In January 2021, a group of European oil majors—Shell, Eni, and Total—sold off their drilling rights in the Umuechem oilfield in Nigeria to a local private equity-backed company called Trans-Niger Oil & Gas (TNOG). From the majors’ perspective, the sale was a climate change win: one more polluting asset off the books in the companies’ shared commitment to reach net-zero greenhouse gas emissions by mid-century.
But the emissions from those oil wells didn’t vanish. Instead, they increased dramatically under the management of TNOG, which has no climate targets and isn’t answerable to shareholders or the public. Immediately following the sale, average flaring of excess gas at the site—a potent source of emissions—spiked nearly nine-fold.
Different versions of this story have played out hundreds of times globally over the past five years, according to a May 10 analysis by the Environmental Defense Fund of 3,000 oil and gas asset transfers between 2017 and 2021. Most of those deals were between two companies that both lacked environmental commitments.
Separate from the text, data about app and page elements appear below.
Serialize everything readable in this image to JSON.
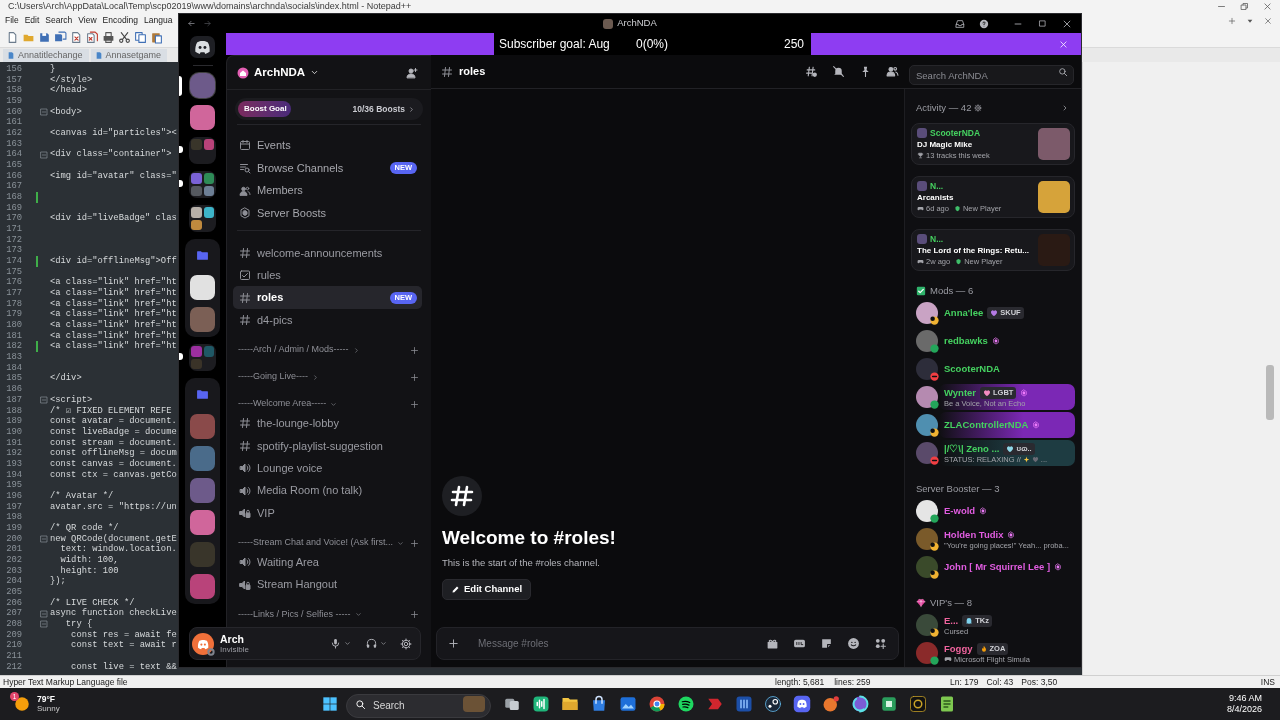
{
  "notepad": {
    "title": "C:\\Users\\Arch\\AppData\\Local\\Temp\\scp02019\\www\\domains\\archnda\\socials\\index.html - Notepad++",
    "menu": [
      "File",
      "Edit",
      "Search",
      "View",
      "Encoding",
      "Langua"
    ],
    "tabs": [
      {
        "label": "Annatitlechange",
        "selected": false
      },
      {
        "label": "Annasetgame",
        "selected": false
      }
    ],
    "lines": [
      {
        "number": "156",
        "text": "}",
        "fold": false,
        "changed": false
      },
      {
        "number": "157",
        "text": "</style>",
        "fold": false,
        "changed": false
      },
      {
        "number": "158",
        "text": "</head>",
        "fold": false,
        "changed": false
      },
      {
        "number": "159",
        "fold": false,
        "changed": false
      },
      {
        "number": "160",
        "text": "<body>",
        "fold": true,
        "changed": false
      },
      {
        "number": "161",
        "fold": false,
        "changed": false
      },
      {
        "number": "162",
        "text": "<canvas id=\"particles\"><",
        "fold": false,
        "changed": false
      },
      {
        "number": "163",
        "fold": false,
        "changed": false
      },
      {
        "number": "164",
        "text": "<div class=\"container\">",
        "fold": true,
        "changed": false
      },
      {
        "number": "165",
        "fold": false,
        "changed": false
      },
      {
        "number": "166",
        "text": "<img id=\"avatar\" class=\"",
        "fold": false,
        "changed": false
      },
      {
        "number": "167",
        "fold": false,
        "changed": false
      },
      {
        "number": "168",
        "fold": false,
        "changed": true
      },
      {
        "number": "169",
        "fold": false,
        "changed": false
      },
      {
        "number": "170",
        "text": "<div id=\"liveBadge\" clas",
        "fold": false,
        "changed": false
      },
      {
        "number": "171",
        "fold": false,
        "changed": false
      },
      {
        "number": "172",
        "fold": false,
        "changed": false
      },
      {
        "number": "173",
        "fold": false,
        "changed": false
      },
      {
        "number": "174",
        "text": "<div id=\"offlineMsg\">Off",
        "fold": false,
        "changed": true
      },
      {
        "number": "175",
        "fold": false,
        "changed": false
      },
      {
        "number": "176",
        "text": "<a class=\"link\" href=\"ht",
        "fold": false,
        "changed": false
      },
      {
        "number": "177",
        "text": "<a class=\"link\" href=\"ht",
        "fold": false,
        "changed": false
      },
      {
        "number": "178",
        "text": "<a class=\"link\" href=\"ht",
        "fold": false,
        "changed": false
      },
      {
        "number": "179",
        "text": "<a class=\"link\" href=\"ht",
        "fold": false,
        "changed": false
      },
      {
        "number": "180",
        "text": "<a class=\"link\" href=\"ht",
        "fold": false,
        "changed": false
      },
      {
        "number": "181",
        "text": "<a class=\"link\" href=\"ht",
        "fold": false,
        "changed": false
      },
      {
        "number": "182",
        "text": "<a class=\"link\" href=\"ht",
        "fold": false,
        "changed": true
      },
      {
        "number": "183",
        "fold": false,
        "changed": false
      },
      {
        "number": "184",
        "fold": false,
        "changed": false
      },
      {
        "number": "185",
        "text": "</div>",
        "fold": false,
        "changed": false
      },
      {
        "number": "186",
        "fold": false,
        "changed": false
      },
      {
        "number": "187",
        "text": "<script>",
        "fold": true,
        "changed": false
      },
      {
        "number": "188",
        "text": "/* ☑ FIXED ELEMENT REFE",
        "fold": false,
        "changed": false
      },
      {
        "number": "189",
        "text": "const avatar = document.",
        "fold": false,
        "changed": false
      },
      {
        "number": "190",
        "text": "const liveBadge = docume",
        "fold": false,
        "changed": false
      },
      {
        "number": "191",
        "text": "const stream = document.",
        "fold": false,
        "changed": false
      },
      {
        "number": "192",
        "text": "const offlineMsg = docum",
        "fold": false,
        "changed": false
      },
      {
        "number": "193",
        "text": "const canvas = document.",
        "fold": false,
        "changed": false
      },
      {
        "number": "194",
        "text": "const ctx = canvas.getCo",
        "fold": false,
        "changed": false
      },
      {
        "number": "195",
        "fold": false,
        "changed": false
      },
      {
        "number": "196",
        "text": "/* Avatar */",
        "fold": false,
        "changed": false
      },
      {
        "number": "197",
        "text": "avatar.src = \"https://un",
        "fold": false,
        "changed": false
      },
      {
        "number": "198",
        "fold": false,
        "changed": false
      },
      {
        "number": "199",
        "text": "/* QR code */",
        "fold": false,
        "changed": false
      },
      {
        "number": "200",
        "text": "new QRCode(document.getE",
        "fold": true,
        "changed": false
      },
      {
        "number": "201",
        "text": "  text: window.location.",
        "fold": false,
        "changed": false
      },
      {
        "number": "202",
        "text": "  width: 100,",
        "fold": false,
        "changed": false
      },
      {
        "number": "203",
        "text": "  height: 100",
        "fold": false,
        "changed": false
      },
      {
        "number": "204",
        "text": "});",
        "fold": false,
        "changed": false
      },
      {
        "number": "205",
        "fold": false,
        "changed": false
      },
      {
        "number": "206",
        "text": "/* LIVE CHECK */",
        "fold": false,
        "changed": false
      },
      {
        "number": "207",
        "text": "async function checkLive",
        "fold": true,
        "changed": false
      },
      {
        "number": "208",
        "text": "   try {",
        "fold": true,
        "changed": false
      },
      {
        "number": "209",
        "text": "    const res = await fe",
        "fold": false,
        "changed": false
      },
      {
        "number": "210",
        "text": "    const text = await r",
        "fold": false,
        "changed": false
      },
      {
        "number": "211",
        "fold": false,
        "changed": false
      },
      {
        "number": "212",
        "text": "    const live = text &&",
        "fold": false,
        "changed": false
      }
    ],
    "status_bar": {
      "file_type": "Hyper Text Markup Language file",
      "length": "length: 5,681",
      "lines": "lines: 259",
      "line": "Ln: 179",
      "column": "Col: 43",
      "position": "Pos: 3,50",
      "mode": "INS"
    }
  },
  "discord": {
    "title": "ArchNDA",
    "banner": {
      "label": "Subscriber goal: Aug",
      "count": "0(0%)",
      "target": "250"
    },
    "servers": [
      {
        "kind": "server",
        "selected": true,
        "unread": false
      },
      {
        "kind": "server",
        "selected": false,
        "unread": false
      },
      {
        "kind": "group",
        "selected": false,
        "unread": true,
        "children": [
          {
            "kind": "server"
          },
          {
            "kind": "server"
          }
        ]
      },
      {
        "kind": "group",
        "selected": false,
        "unread": true,
        "children": [
          {
            "kind": "server"
          },
          {
            "kind": "server"
          },
          {
            "kind": "server"
          },
          {
            "kind": "server"
          }
        ]
      },
      {
        "kind": "group",
        "selected": false,
        "unread": false,
        "children": [
          {
            "kind": "server"
          },
          {
            "kind": "server"
          },
          {
            "kind": "server"
          }
        ]
      },
      {
        "kind": "folder",
        "expanded": true,
        "children": [
          {
            "kind": "server",
            "selected": false,
            "unread": false
          },
          {
            "kind": "server",
            "selected": false,
            "unread": false
          }
        ]
      },
      {
        "kind": "group",
        "selected": false,
        "unread": true,
        "children": [
          {
            "kind": "server"
          },
          {
            "kind": "server"
          },
          {
            "kind": "server"
          }
        ]
      },
      {
        "kind": "folder",
        "expanded": true,
        "children": [
          {
            "kind": "server",
            "selected": false,
            "unread": false
          },
          {
            "kind": "server",
            "selected": false,
            "unread": false
          },
          {
            "kind": "server",
            "selected": false,
            "unread": false
          },
          {
            "kind": "server",
            "selected": false,
            "unread": false
          },
          {
            "kind": "server",
            "selected": false,
            "unread": false
          },
          {
            "kind": "server",
            "selected": false,
            "unread": false
          }
        ]
      }
    ],
    "server_name": "ArchNDA",
    "boost_goal": {
      "label": "Boost Goal",
      "progress": "10/36 Boosts",
      "level": 0.28
    },
    "shortcuts": [
      {
        "kind": "events",
        "label": "Events"
      },
      {
        "kind": "browse",
        "label": "Browse Channels",
        "badge": "NEW"
      },
      {
        "kind": "members",
        "label": "Members"
      },
      {
        "kind": "boosts",
        "label": "Server Boosts"
      }
    ],
    "channels": [
      {
        "kind": "text",
        "name": "welcome-announcements",
        "selected": false
      },
      {
        "kind": "rules",
        "name": "rules",
        "selected": false
      },
      {
        "kind": "text",
        "name": "roles",
        "selected": true,
        "badge": "NEW"
      },
      {
        "kind": "text",
        "name": "d4-pics",
        "selected": false
      },
      {
        "kind": "category",
        "name": "-----Arch / Admin / Mods-----",
        "expanded": false
      },
      {
        "kind": "category",
        "name": "-----Going Live----",
        "expanded": false
      },
      {
        "kind": "category",
        "name": "-----Welcome Area-----",
        "expanded": true,
        "children": [
          {
            "kind": "text",
            "name": "the-lounge-lobby",
            "selected": false
          },
          {
            "kind": "text",
            "name": "spotify-playlist-suggestion",
            "selected": false
          },
          {
            "kind": "voice",
            "name": "Lounge voice",
            "selected": false
          },
          {
            "kind": "voice",
            "name": "Media Room (no talk)",
            "selected": false
          },
          {
            "kind": "locked_voice",
            "name": "VIP",
            "selected": false
          }
        ]
      },
      {
        "kind": "category",
        "name": "-----Stream Chat and Voice! (Ask first...",
        "expanded": true,
        "children": [
          {
            "kind": "voice",
            "name": "Waiting Area",
            "selected": false
          },
          {
            "kind": "locked_voice",
            "name": "Stream Hangout",
            "selected": false
          }
        ]
      },
      {
        "kind": "category",
        "name": "-----Links / Pics / Selfies -----",
        "expanded": true
      }
    ],
    "user": {
      "name": "Arch",
      "status": "Invisible",
      "status_dot": {
        "kind": "invisible",
        "color": "#80848e"
      }
    },
    "header": {
      "channel": "roles",
      "search_placeholder": "Search ArchNDA"
    },
    "welcome": {
      "title": "Welcome to #roles!",
      "text": "This is the start of the #roles channel.",
      "button": "Edit Channel"
    },
    "composer": {
      "placeholder": "Message #roles"
    },
    "activity": {
      "title": "Activity — 42",
      "cards": [
        {
          "user": "ScooterNDA",
          "title": "DJ Magic Mike",
          "details": [
            {
              "kind": "trophy",
              "text": "13 tracks this week"
            }
          ]
        },
        {
          "user": "N...",
          "title": "Arcanists",
          "details": [
            {
              "kind": "game",
              "text": "6d ago"
            },
            {
              "kind": "badge",
              "text": "New Player"
            }
          ]
        },
        {
          "user": "N...",
          "title": "The Lord of the Rings: Retu...",
          "details": [
            {
              "kind": "game",
              "text": "2w ago"
            },
            {
              "kind": "badge",
              "text": "New Player"
            }
          ]
        }
      ]
    },
    "member_groups": [
      {
        "kind": "checked",
        "title": "Mods — 6",
        "members": [
          {
            "name": "Anna'lee",
            "color": "#45d160",
            "status": {
              "kind": "idle",
              "color": "#f0b232"
            },
            "booster": false,
            "tag": {
              "kind": "heart",
              "color": "#b67be6",
              "text": "SKUF"
            }
          },
          {
            "name": "redbawks",
            "color": "#45d160",
            "status": {
              "kind": "online",
              "color": "#23a55a"
            },
            "booster": true
          },
          {
            "name": "ScooterNDA",
            "color": "#45d160",
            "status": {
              "kind": "dnd",
              "color": "#f23f43"
            },
            "booster": false
          },
          {
            "name": "Wynter",
            "color": "#45d160",
            "status": {
              "kind": "online",
              "color": "#23a55a"
            },
            "booster": true,
            "tag": {
              "kind": "heart",
              "color": "#f28bc0",
              "text": "LGBT"
            },
            "subtitle": {
              "kind": "custom",
              "text": "Be a Voice, Not an Echo"
            },
            "nameplate": {
              "color": "#7b28b5"
            }
          },
          {
            "name": "ZLAControllerNDA",
            "color": "#45d160",
            "status": {
              "kind": "idle",
              "color": "#f0b232"
            },
            "booster": true,
            "nameplate": {
              "color": "#7b28b5"
            }
          },
          {
            "name": "|/♡\\| Zeno ...",
            "color": "#45d160",
            "status": {
              "kind": "dnd",
              "color": "#f23f43"
            },
            "booster": false,
            "tag": {
              "kind": "heart",
              "color": "#8fd8e8",
              "text": "ʊɷ.."
            },
            "subtitle": {
              "kind": "custom",
              "text": "STATUS: RELAXING //",
              "emoji": [
                {
                  "kind": "sparkle"
                },
                {
                  "kind": "heart"
                }
              ],
              "suffix": "..."
            },
            "nameplate": {
              "color": "#1e3c42"
            }
          }
        ]
      },
      {
        "kind": "plain",
        "title": "Server Booster — 3",
        "members": [
          {
            "name": "E-wold",
            "color": "#e05ce0",
            "status": {
              "kind": "online",
              "color": "#23a55a"
            },
            "booster": true
          },
          {
            "name": "Holden Tudix",
            "color": "#e05ce0",
            "status": {
              "kind": "idle",
              "color": "#f0b232"
            },
            "booster": true,
            "subtitle": {
              "kind": "custom",
              "text": "\"You're going places!\" Yeah... proba..."
            }
          },
          {
            "name": "John [ Mr Squirrel Lee ]",
            "color": "#e05ce0",
            "status": {
              "kind": "idle",
              "color": "#f0b232"
            },
            "booster": true
          }
        ]
      },
      {
        "kind": "gem",
        "title": "VIP's — 8",
        "members": [
          {
            "name": "E...",
            "color": "#f0649e",
            "status": {
              "kind": "idle",
              "color": "#f0b232"
            },
            "booster": false,
            "tag": {
              "kind": "ghost",
              "color": "#7fd3ee",
              "text": "TKz"
            },
            "subtitle": {
              "kind": "custom",
              "text": "Cursed"
            }
          },
          {
            "name": "Foggy",
            "color": "#f0649e",
            "status": {
              "kind": "online",
              "color": "#23a55a"
            },
            "booster": false,
            "tag": {
              "kind": "flame",
              "color": "#f59e0b",
              "text": "ZOA"
            },
            "subtitle": {
              "kind": "game",
              "text": "Microsoft Flight Simula"
            }
          }
        ]
      }
    ]
  },
  "taskbar": {
    "weather": {
      "badge": "1",
      "temperature": "79°F",
      "condition": "Sunny"
    },
    "search_placeholder": "Search",
    "time": "9:46 AM",
    "date": "8/4/2026"
  }
}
But in 15% of them, assets moved from a company with environmental commitments to one without. And in 30% of deals, assets moved from a public company to a private one—effectively shifting emissions into the dark, rather than eliminating them.
As oil and gas companies come under pressure to cut emissions, offload risky investments, and return money to investors, many are undertaking a firesale of high-carbon assets. The number and value of asset sales are both on the rise, reaching 498 and $198 billion, respectively, in 2021, according to EDF. The share of those deals that move assets from companies with climate targets to those without is also increasing.
When such sales come without climate strings attached, they leave net emissions higher than they were before, tinting the sale with an opaque shade of greenwashing. It’s up to sellers, and the financial institutions that support these sales, to write specific climate-related conditions into sales contracts, says Andrew Baxter, the study’s lead author.
“Regardless of the sellers’ intent, the result is that millions of tons of emissions effectively disappear from the public eye, likely forever,” he says. “And as these wells and other assets age under diminished oversight, the environmental challenges only get worse.”